“We need to do more as a country to improve governance and oversight systems, but most importantly, to ensure all accounting officers ensure they always act in the public interest and spend funds for the purposes budgeted for. More broadly, that all in the public service in all three spheres of government, be it political office bearers, legislators, councillors, accounting officers and authorities and all officials and employees in the public sector, act honestly and with integrity at all times.”

In the defence sector the harm done by State capture, also known as grand corruption, is best or worst seen at Denel while the seeming abuse of established procurement procedures at the Department of Defence (DoD) saw the Auditor-General find R23 million plus went to acquiring a non-South African approved Cuban prophylactic at the height of the COVID-19 pandemic are examples. On the same day Buthelezi’s question was answered, SA Air Force (SAAF) Chief, Lieutenant-General Wiseman Mbambo warned officers against corruption and theft during a operation readiness briefing, so the three-star could not have taken Godongwana’s response into his address.

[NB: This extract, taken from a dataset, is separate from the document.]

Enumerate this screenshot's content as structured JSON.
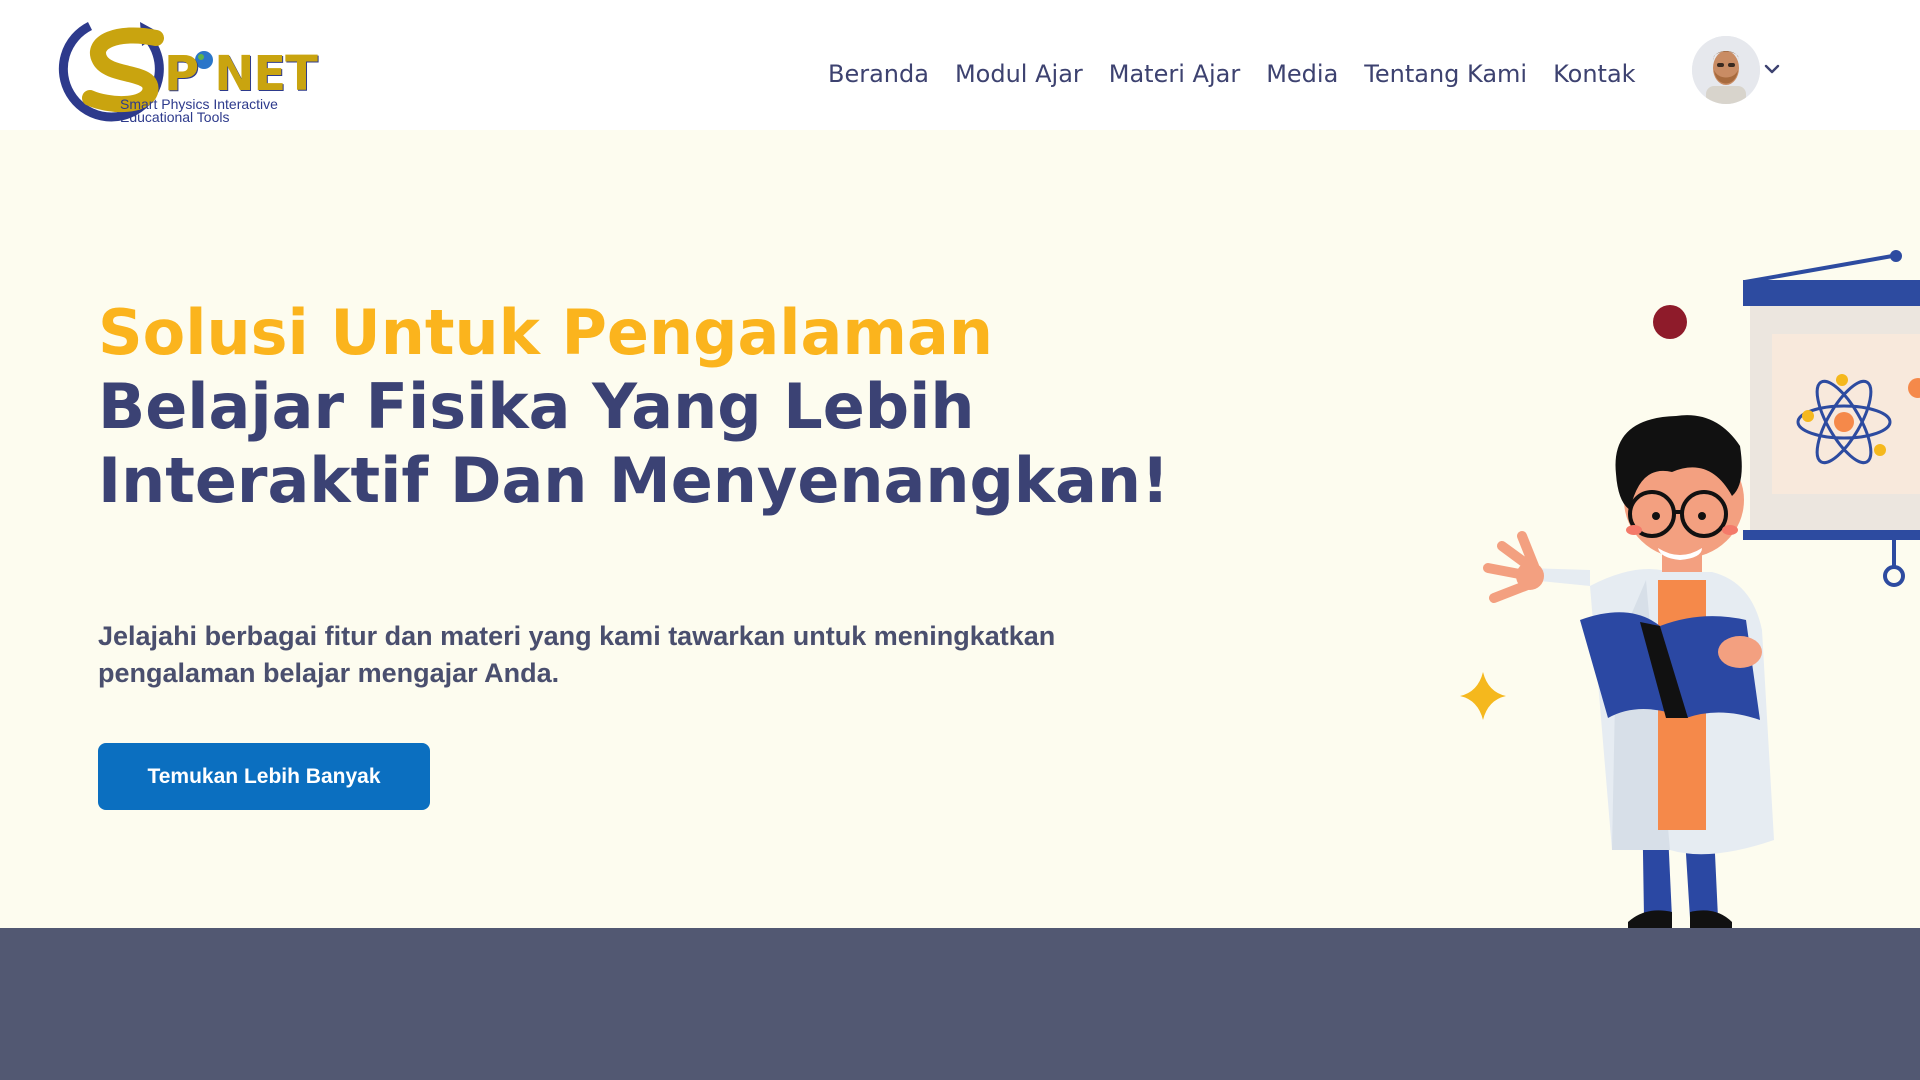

The Finance Minister further told his questioner Government recognises corruption is one of the highest risks facing any procurement process and “we need to strengthen our planning, preventive and internal control systems to reduce the scope of such corruption”. In this regard the Ramaphosa administration is “modernising” its procurement system and introduced a new Public Procurement Bill to give effect to procurement-related recommendations of the Zondo Commission.